- _ACTIVITY_
Check every line below for the string "Supervisor", and copy the lines that contain it.

- _INFORMATION GIVEN_
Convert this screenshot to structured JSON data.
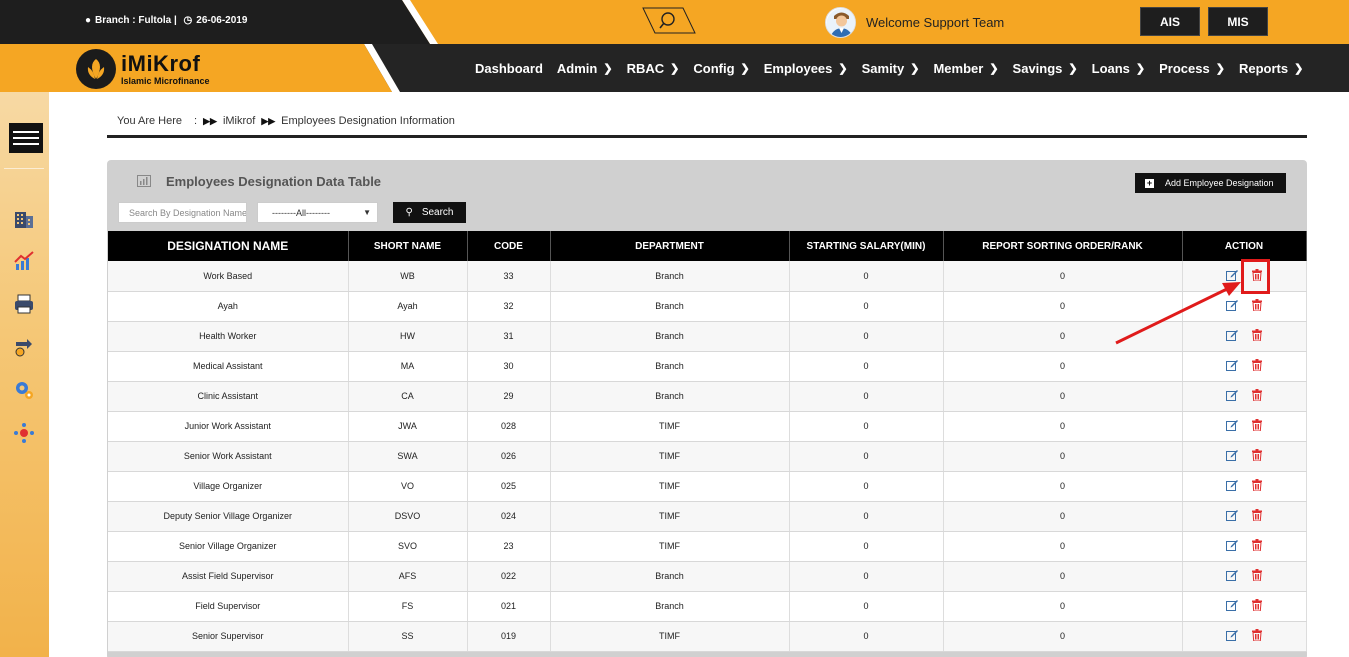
{
  "topbar": {
    "branch_text": "Branch : Fultola |",
    "date_text": "26-06-2019",
    "welcome_text": "Welcome Support Team",
    "buttons": [
      "AIS",
      "MIS"
    ]
  },
  "logo": {
    "title": "iMiKrof",
    "subtitle": "Islamic Microfinance"
  },
  "nav": {
    "items": [
      {
        "label": "Dashboard",
        "has_chevron": false
      },
      {
        "label": "Admin",
        "has_chevron": true
      },
      {
        "label": "RBAC",
        "has_chevron": true
      },
      {
        "label": "Config",
        "has_chevron": true
      },
      {
        "label": "Employees",
        "has_chevron": true
      },
      {
        "label": "Samity",
        "has_chevron": true
      },
      {
        "label": "Member",
        "has_chevron": true
      },
      {
        "label": "Savings",
        "has_chevron": true
      },
      {
        "label": "Loans",
        "has_chevron": true
      },
      {
        "label": "Process",
        "has_chevron": true
      },
      {
        "label": "Reports",
        "has_chevron": true
      }
    ]
  },
  "sidebar": {
    "icons": [
      "building-icon",
      "chart-icon",
      "printer-icon",
      "transfer-icon",
      "gears-icon",
      "network-icon"
    ]
  },
  "breadcrumb": {
    "prefix": "You Are Here",
    "colon": ":",
    "items": [
      "iMikrof",
      "Employees Designation Information"
    ]
  },
  "panel": {
    "title": "Employees Designation Data Table",
    "add_button": "Add Employee Designation",
    "search_placeholder": "Search By Designation Name",
    "select_value": "--------All--------",
    "search_button": "Search"
  },
  "table": {
    "columns": [
      "DESIGNATION NAME",
      "SHORT NAME",
      "CODE",
      "DEPARTMENT",
      "STARTING SALARY(MIN)",
      "REPORT SORTING ORDER/RANK",
      "ACTION"
    ],
    "rows": [
      [
        "Work Based",
        "WB",
        "33",
        "Branch",
        "0",
        "0"
      ],
      [
        "Ayah",
        "Ayah",
        "32",
        "Branch",
        "0",
        "0"
      ],
      [
        "Health Worker",
        "HW",
        "31",
        "Branch",
        "0",
        "0"
      ],
      [
        "Medical Assistant",
        "MA",
        "30",
        "Branch",
        "0",
        "0"
      ],
      [
        "Clinic Assistant",
        "CA",
        "29",
        "Branch",
        "0",
        "0"
      ],
      [
        "Junior Work Assistant",
        "JWA",
        "028",
        "TIMF",
        "0",
        "0"
      ],
      [
        "Senior Work Assistant",
        "SWA",
        "026",
        "TIMF",
        "0",
        "0"
      ],
      [
        "Village Organizer",
        "VO",
        "025",
        "TIMF",
        "0",
        "0"
      ],
      [
        "Deputy Senior Village Organizer",
        "DSVO",
        "024",
        "TIMF",
        "0",
        "0"
      ],
      [
        "Senior Village Organizer",
        "SVO",
        "23",
        "TIMF",
        "0",
        "0"
      ],
      [
        "Assist Field Supervisor",
        "AFS",
        "022",
        "Branch",
        "0",
        "0"
      ],
      [
        "Field Supervisor",
        "FS",
        "021",
        "Branch",
        "0",
        "0"
      ],
      [
        "Senior Supervisor",
        "SS",
        "019",
        "TIMF",
        "0",
        "0"
      ]
    ]
  },
  "colors": {
    "accent_orange": "#f5a623",
    "dark": "#1e1e1e",
    "delete_red": "#e03030",
    "annotation_red": "#e01b1b"
  }
}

- _WRITTEN ANSWER_
        "Assist Field Supervisor",
        "Field Supervisor",
        "Senior Supervisor",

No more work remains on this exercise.